Guy's newsletter: gagging, bees & bad farming

In 2013, after years of campaigning from both sides of the divide, the EU finally voted to ban neonicotinoid insecticides on crops attractive to bees. Numerous studies suggest it is linked to collapsing bee numbers, and for once it seemed that environmental concerns had been put ahead of commercial interests, albeit reluctantly in the UK, where our government fought the ban to the end.

Last week, caving into pressure from the NFU and pesticide manufacturers, Defra temporarily overturned the ban in Suffolk, Cambridgeshire, Bedfordshire and Hertfordshire. The justification was the NFU’s claim that growing oilseed rape was “becoming impossible” due to attacks by flea beetle. It turns out that related losses amounted to just 3.5% of the crop last year; not quite my definition of “impossible”, but deemed to be more important than bees by our government. It would seem that the decision was not even supported by their own pesticide advisers who have been gagged, with minutes of meetings kept secret.

We have lost crops to flea beetle at Riverford but the severity of attack declines later in the summer, and by the time that oilseed rape is being sown in August and September I am surprised they are deemed such a problem. In our experience, rain falling as seedlings emerge is normally enough to suppress flea beetle activity and get a crop away, and it is soon strong enough to outgrow any damage. In the case of rape, the wide potential sowing window leaves plenty of time to re-sow in September if you are unlucky. Looking at rape crops from train windows I would suggest that waterlogging and poor soil structure (normally the result of bad farming) are much more serious causes of crop loss.

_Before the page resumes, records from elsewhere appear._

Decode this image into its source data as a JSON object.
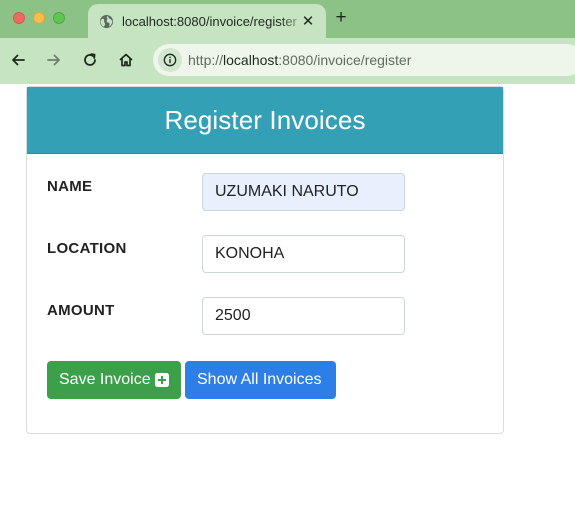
{
  "browser": {
    "tab_title": "localhost:8080/invoice/register",
    "url_host": "localhost",
    "url_rest": ":8080/invoice/register",
    "url_scheme": "http://",
    "new_tab_symbol": "+",
    "close_symbol": "✕",
    "tab_background": "#c6e3c2",
    "frame_color": "#8dc287"
  },
  "card": {
    "title": "Register Invoices",
    "header_color": "#33a0b5"
  },
  "form": {
    "name_label": "NAME",
    "name_value": "UZUMAKI NARUTO",
    "location_label": "LOCATION",
    "location_value": "KONOHA",
    "amount_label": "AMOUNT",
    "amount_value": "2500"
  },
  "actions": {
    "save_label": "Save Invoice",
    "save_icon": "plus-square-icon",
    "save_color": "#3ca04a",
    "show_label": "Show All Invoices",
    "show_color": "#2d7ee6"
  },
  "icons": {
    "tab_favicon": "globe-icon",
    "back": "arrow-left-icon",
    "forward": "arrow-right-icon",
    "reload": "reload-icon",
    "home": "home-icon",
    "site_info": "info-icon"
  }
}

I can’t help noticing that the four counties judged to be worst affected by flea beetle happen to be the ones with the fewest hedges and trees, the largest fields, the least grass and species diversity and the greatest prevalence of combinable annual monocultures. Like all insects, flea beetles have natural predators in a diverse countryside but very few in the ecological desert of most intensive arable farms. Could this be a problem farmers have brought on themselves by their own bad farming? Now bees and the rest of us are paying the price.

Guy Watson